Aryabhata's ephemeris are very accurate for his epoch, but diverge quickly from today's calculations for times before and after. This is due to the fact that he introduces a chronological hypothesis. Like many astronomers in Greece, Mesopotamia, India and China he was convinced that the periods of the 7 classical planets (Sun, Moon, Mercury, Venus, Mars, Jupiter, Saturn) are commensurable , i.e. that is, there must be a common multiple of the periods. (See, for example, the calculation of the sidereal day above.) But then from time to time all planets must meet at the same point on the ecliptic . Aryabhata had calculated that such a major conjunction would take place on 17./18. February 3102 BC Took place in 1 ° in the constellation Aries . He equated this with the beginning of the Kali Yuga age. The starting point for the ephemeris is February 19, 499 AD (60 * 60 years after the beginning of the age), and they are on the meridian of Ujjain (75.767 ° east longitude from Greenwich ), the prime meridian of all Hindu astronomers , based.
Since the planets were actually close to the Aries point , but distributed over almost a constellation, his ephemeris are only valid for the time of his observations. Roger Billard calculated from the ephemeris when and where Aryabhata made his observations. He determined the point in time to be around AD 513 and the meridian 57 ° East. The deviation from the meridian of Ujjain corresponding to 1.3 hours is explained by the slowing down of the earth's rotation due to tidal friction, which was independently determined from Chinese observations of eclipses to be around 1.6 hours for the time around 500 AD.
The great importance Aryabhata attached to the great conjunctions was taken up again by the Islamic astronomer Albumasar (787-866). He influenced rabbinical astrologers like Isaak Abrabanel and Kepler's hypothesis that the star of Bethlehem was a triple conjunction of Jupiter and Saturn.

His astronomical calculation methods are still used to create the Pancanga Hindu calendar.


The International Astronomical Union (IAU) honored him by naming the lunar crater Aryabhata . India's first artificial satellite , which was launched on April 19, 1975, was called "Aryabhata" .
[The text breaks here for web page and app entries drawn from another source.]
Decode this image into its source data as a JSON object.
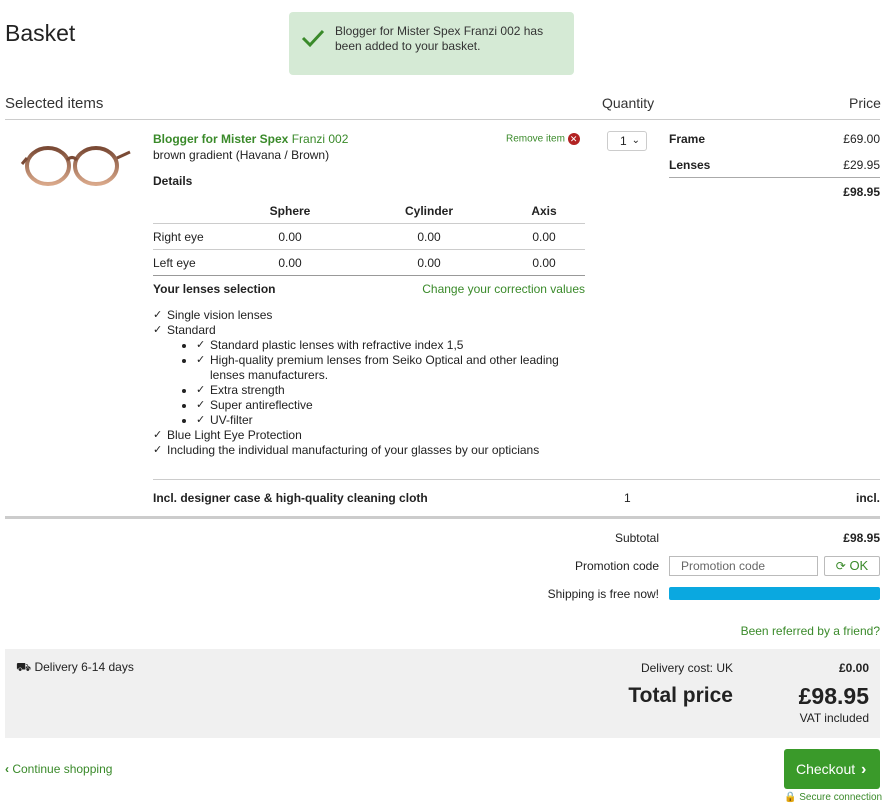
{
  "page_title": "Basket",
  "toast": {
    "message": "Blogger for Mister Spex Franzi 002 has been added to your basket."
  },
  "headers": {
    "selected_items": "Selected items",
    "quantity": "Quantity",
    "price": "Price"
  },
  "product": {
    "brand": "Blogger for Mister Spex",
    "model": "Franzi 002",
    "color": "brown gradient (Havana / Brown)",
    "remove_label": "Remove item",
    "quantity": "1",
    "details_label": "Details",
    "prescription": {
      "columns": [
        "Sphere",
        "Cylinder",
        "Axis"
      ],
      "rows": [
        {
          "label": "Right eye",
          "sphere": "0.00",
          "cylinder": "0.00",
          "axis": "0.00"
        },
        {
          "label": "Left eye",
          "sphere": "0.00",
          "cylinder": "0.00",
          "axis": "0.00"
        }
      ]
    },
    "lenses_selection_label": "Your lenses selection",
    "change_correction_link": "Change your correction values",
    "lens_features": {
      "single_vision": "Single vision lenses",
      "standard": "Standard",
      "standard_items": [
        "Standard plastic lenses with refractive index 1,5",
        "High-quality premium lenses from Seiko Optical and other leading lenses manufacturers.",
        "Extra strength",
        "Super antireflective",
        "UV-filter"
      ],
      "blue_light": "Blue Light Eye Protection",
      "manufacturing": "Including the individual manufacturing of your glasses by our opticians"
    },
    "prices": {
      "frame_label": "Frame",
      "frame_value": "£69.00",
      "lenses_label": "Lenses",
      "lenses_value": "£29.95",
      "item_total": "£98.95"
    },
    "extras": {
      "label": "Incl. designer case & high-quality cleaning cloth",
      "quantity": "1",
      "price": "incl."
    }
  },
  "totals": {
    "subtotal_label": "Subtotal",
    "subtotal_value": "£98.95",
    "promo_label": "Promotion code",
    "promo_placeholder": "Promotion code",
    "promo_button": "OK",
    "shipping_label": "Shipping is free now!",
    "shipping_progress": 1.0,
    "referred_link": "Been referred by a friend?"
  },
  "summary": {
    "delivery_label": "Delivery 6-14 days",
    "delivery_cost_label": "Delivery cost: UK",
    "delivery_cost_value": "£0.00",
    "total_label": "Total price",
    "total_value": "£98.95",
    "vat_note": "VAT included"
  },
  "footer": {
    "continue_label": "Continue shopping",
    "checkout_label": "Checkout",
    "secure_label": "Secure connection"
  },
  "colors": {
    "accent_green": "#3a8a2a",
    "checkout_bg": "#3a9a2a",
    "shipping_bar": "#0aa8e0",
    "toast_bg": "#d5ead5",
    "remove_red": "#b22222"
  }
}
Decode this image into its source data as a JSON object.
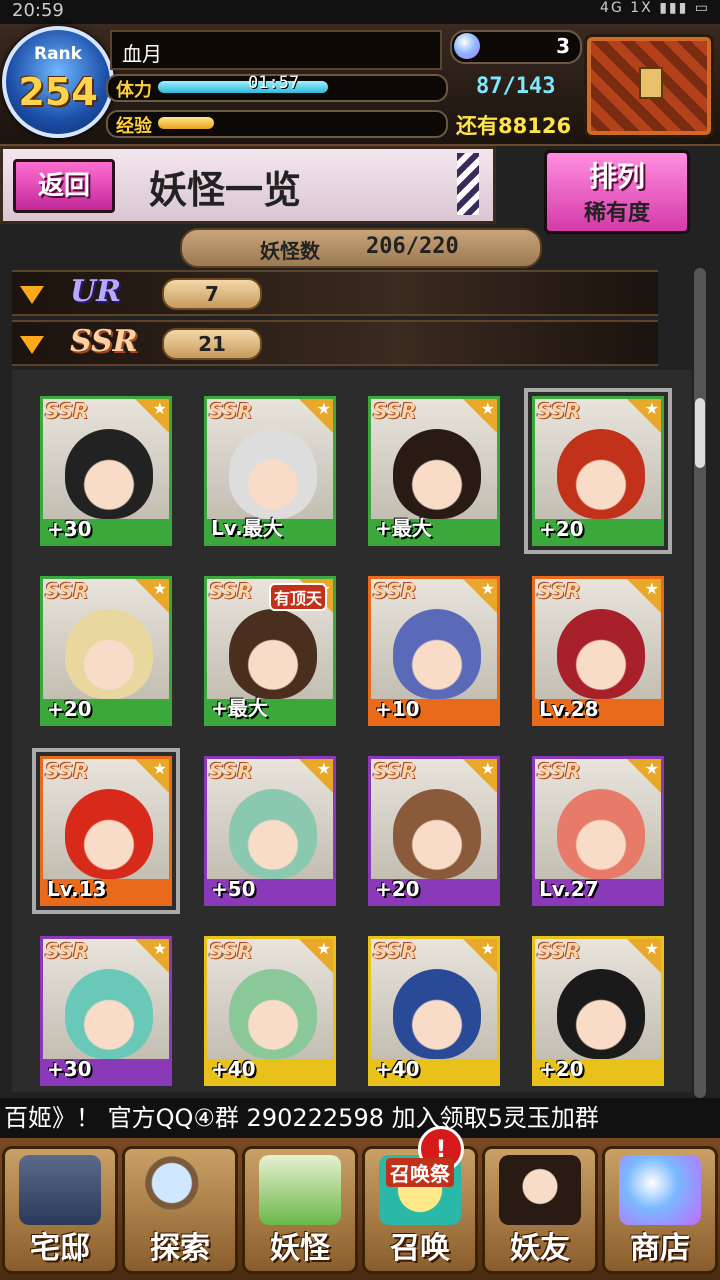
{
  "statusbar": {
    "time": "20:59",
    "indicators": "4G 1X"
  },
  "player": {
    "rank_label": "Rank",
    "rank": "254",
    "name": "血月",
    "stamina_label": "体力",
    "stamina_timer": "01:57",
    "stamina_value": "87/143",
    "stamina_fraction": 0.61,
    "exp_label": "经验",
    "exp_remaining": "还有88126",
    "exp_fraction": 0.2,
    "gems": "3"
  },
  "page": {
    "back_label": "返回",
    "title": "妖怪一览",
    "sort_line1": "排列",
    "sort_line2": "稀有度",
    "count_label": "妖怪数",
    "count_value": "206/220"
  },
  "rarity_groups": [
    {
      "badge": "UR",
      "count": "7"
    },
    {
      "badge": "SSR",
      "count": "21"
    }
  ],
  "cards": [
    {
      "rarity": "SSR",
      "level": "+30",
      "frame": "#3aa83a",
      "hair": "#222"
    },
    {
      "rarity": "SSR",
      "level": "Lv.最大",
      "frame": "#3aa83a",
      "hair": "#ddd"
    },
    {
      "rarity": "SSR",
      "level": "+最大",
      "frame": "#3aa83a",
      "hair": "#2a1a14"
    },
    {
      "rarity": "SSR",
      "level": "+20",
      "frame": "#3aa83a",
      "hair": "#c2321a",
      "selected": true
    },
    {
      "rarity": "SSR",
      "level": "+20",
      "frame": "#3aa83a",
      "hair": "#e8d8a0"
    },
    {
      "rarity": "SSR",
      "level": "+最大",
      "frame": "#3aa83a",
      "hair": "#4a2e1e",
      "tag": "有顶天"
    },
    {
      "rarity": "SSR",
      "level": "+10",
      "frame": "#e86a1a",
      "hair": "#5a6ab8"
    },
    {
      "rarity": "SSR",
      "level": "Lv.28",
      "frame": "#e86a1a",
      "hair": "#a8202a"
    },
    {
      "rarity": "SSR",
      "level": "Lv.13",
      "frame": "#e86a1a",
      "hair": "#d82a1a",
      "selected": true
    },
    {
      "rarity": "SSR",
      "level": "+50",
      "frame": "#8a3ab8",
      "hair": "#8ac8b0"
    },
    {
      "rarity": "SSR",
      "level": "+20",
      "frame": "#8a3ab8",
      "hair": "#8a5a3a"
    },
    {
      "rarity": "SSR",
      "level": "Lv.27",
      "frame": "#8a3ab8",
      "hair": "#e87a6a"
    },
    {
      "rarity": "SSR",
      "level": "+30",
      "frame": "#8a3ab8",
      "hair": "#6ac8b8"
    },
    {
      "rarity": "SSR",
      "level": "+40",
      "frame": "#e8c21a",
      "hair": "#8ac89a"
    },
    {
      "rarity": "SSR",
      "level": "+40",
      "frame": "#e8c21a",
      "hair": "#2a4a98"
    },
    {
      "rarity": "SSR",
      "level": "+20",
      "frame": "#e8c21a",
      "hair": "#1a1a1a"
    }
  ],
  "ticker": "百姬》！ 官方QQ④群 290222598     加入领取5灵玉加群",
  "nav": [
    {
      "label": "宅邸",
      "icon": "house-icon"
    },
    {
      "label": "探索",
      "icon": "magnifier-icon"
    },
    {
      "label": "妖怪",
      "icon": "scroll-icon"
    },
    {
      "label": "召唤",
      "icon": "summon-star-icon",
      "badge": "!",
      "sub": "召唤祭"
    },
    {
      "label": "妖友",
      "icon": "friend-icon"
    },
    {
      "label": "商店",
      "icon": "orb-icon"
    }
  ]
}
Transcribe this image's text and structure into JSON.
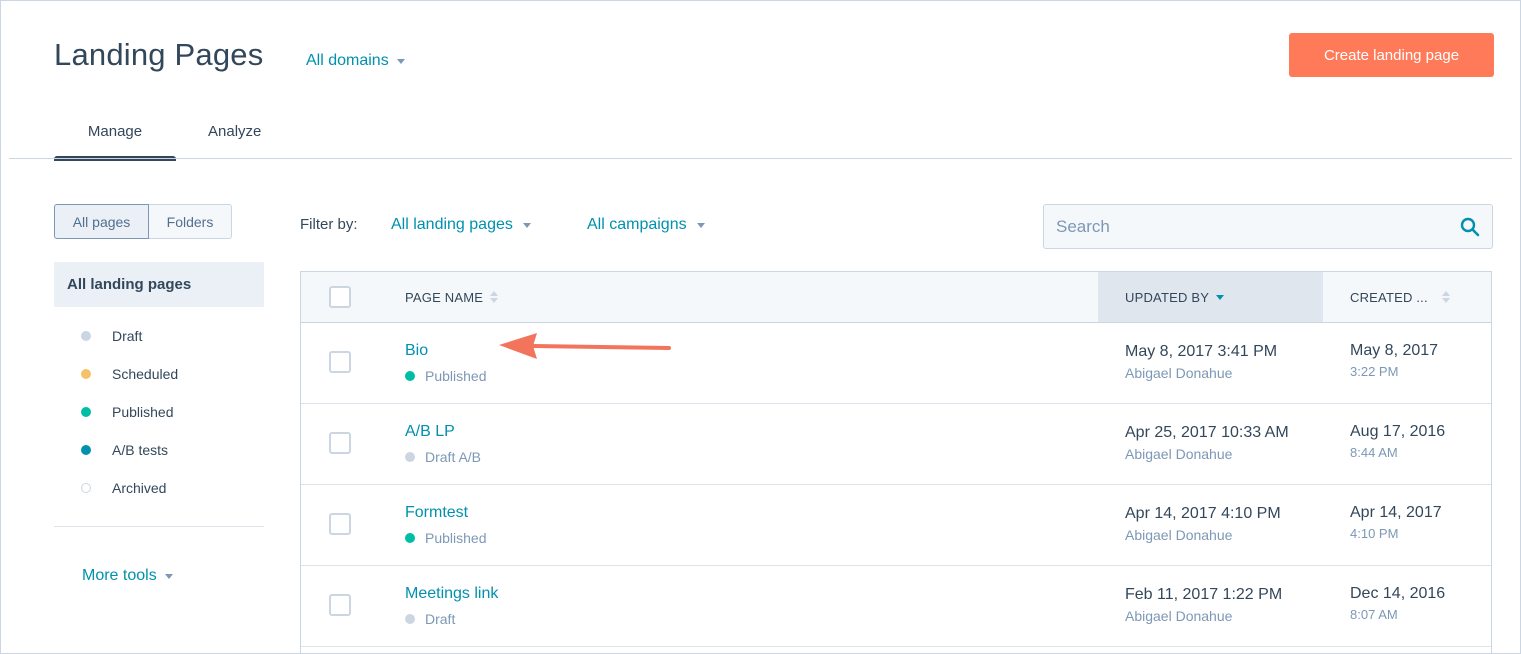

According to Al-Biruni , it was long assumed that there were two scientists with the name Aryabhata in the 5th century , but they were one and the same person. In addition, some scholars considered the manuscripts, which were only found again in the 19th century, to be modern forgeries. However, billiards statistical analysis shows that the observations were made around AD 510. In particular, it was not yet possible to calculate the slowdown in the earth's rotation at that time . This coincides with the biographical information in the "Aryabhatiya" that he was 23 years old 3600 years and 9 months after the beginning of Kali-Yuga, that is, he was born in AD 476.

In addition to Aryabhata I, an Indian astronomer Aryabhata II is also known, from whom a "Mahasiddhanta" has been handed down. The dates of Aryabhatas II's life are uncertain and are given between 950 and 1100 AD.


  • Walter Eugene Clark: The Aryabhatiya of Aryabhata. An Ancient Indian Work on Mathematics and Astronomy. The University of Chicago Press 1930 ( online at , reprinted 2006), translation and annotation of the Aryabhatiya .
  • Aryabhatiya of Aryabhata , critical edition by KS Shukla and KV Sarma (1976)


  • Kurt Elfering: The Mathematics of Aryabhata I , Munich 1975, ISBN 3-7705-1326-6
  • Bartel Leendert van der Waerden: The Astronomy of the Greeks , Darmstadt 1988 (with many comments on Aryabhata)
  • Roger Billard: L'astronomie Indienne , Paris 1971
  • Roger Billard: Aryabhata and Indian Astronomy , Indian Journal of History of Sciences 12 (1977) 207
  • Franz Krojer: Astronomy of late antiquity, the zero and aryabhata , difference publishing house, Munich 2009

Web links

Commons : Aryabhata  - collection of images, videos and audio files

Individual evidence

  1. SpiegelOnline : In the sign of zero